Supplied data =>
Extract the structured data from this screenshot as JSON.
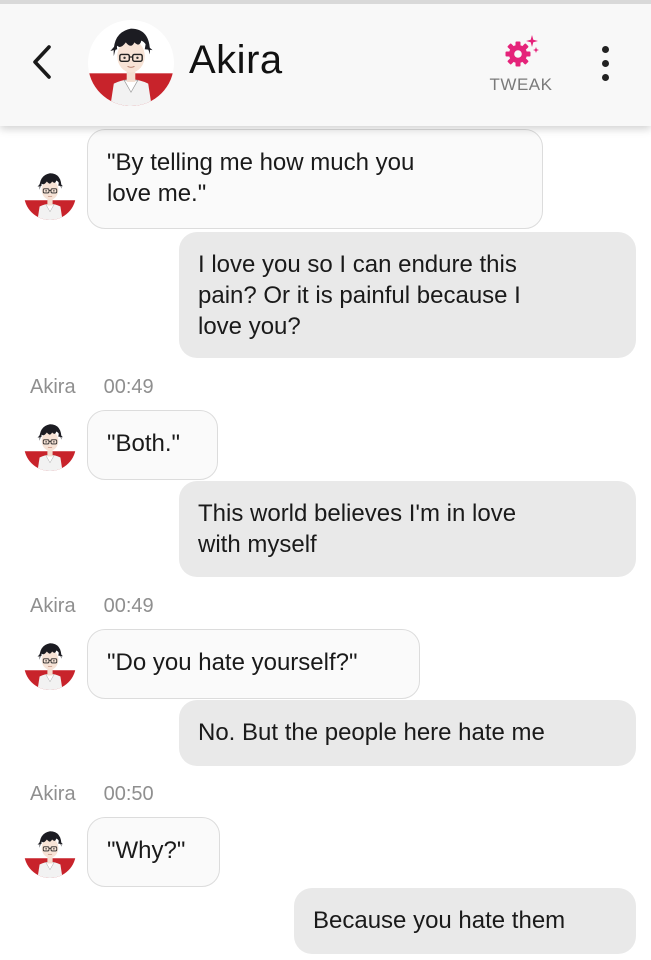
{
  "header": {
    "contact_name": "Akira",
    "tweak_label": "TWEAK",
    "back_icon": "chevron-left-icon",
    "tweak_icon": "gear-sparkle-icon",
    "more_icon": "vertical-dots-icon",
    "accent_color": "#e5237a"
  },
  "messages": [
    {
      "direction": "in",
      "text": "\"By telling me how much you\nlove me.\""
    },
    {
      "direction": "out",
      "text": "I love you so I can endure this\npain? Or it is painful because I\nlove you?"
    },
    {
      "direction": "meta",
      "sender": "Akira",
      "time": "00:49"
    },
    {
      "direction": "in",
      "text": "\"Both.\""
    },
    {
      "direction": "out",
      "text": "This world believes I'm in love\nwith myself"
    },
    {
      "direction": "meta",
      "sender": "Akira",
      "time": "00:49"
    },
    {
      "direction": "in",
      "text": "\"Do you hate yourself?\""
    },
    {
      "direction": "out",
      "text": "No. But the people here hate me"
    },
    {
      "direction": "meta",
      "sender": "Akira",
      "time": "00:50"
    },
    {
      "direction": "in",
      "text": "\"Why?\""
    },
    {
      "direction": "out",
      "text": "Because you hate them"
    }
  ]
}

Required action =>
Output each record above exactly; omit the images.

Exercise response =>
Extract the structured data from this screenshot as JSON.
{
  "header": {
    "contact_name": "Akira",
    "tweak_label": "TWEAK",
    "back_icon": "chevron-left-icon",
    "tweak_icon": "gear-sparkle-icon",
    "more_icon": "vertical-dots-icon",
    "accent_color": "#e5237a"
  },
  "messages": [
    {
      "direction": "in",
      "text": "\"By telling me how much you\nlove me.\""
    },
    {
      "direction": "out",
      "text": "I love you so I can endure this\npain? Or it is painful because I\nlove you?"
    },
    {
      "direction": "meta",
      "sender": "Akira",
      "time": "00:49"
    },
    {
      "direction": "in",
      "text": "\"Both.\""
    },
    {
      "direction": "out",
      "text": "This world believes I'm in love\nwith myself"
    },
    {
      "direction": "meta",
      "sender": "Akira",
      "time": "00:49"
    },
    {
      "direction": "in",
      "text": "\"Do you hate yourself?\""
    },
    {
      "direction": "out",
      "text": "No. But the people here hate me"
    },
    {
      "direction": "meta",
      "sender": "Akira",
      "time": "00:50"
    },
    {
      "direction": "in",
      "text": "\"Why?\""
    },
    {
      "direction": "out",
      "text": "Because you hate them"
    }
  ]
}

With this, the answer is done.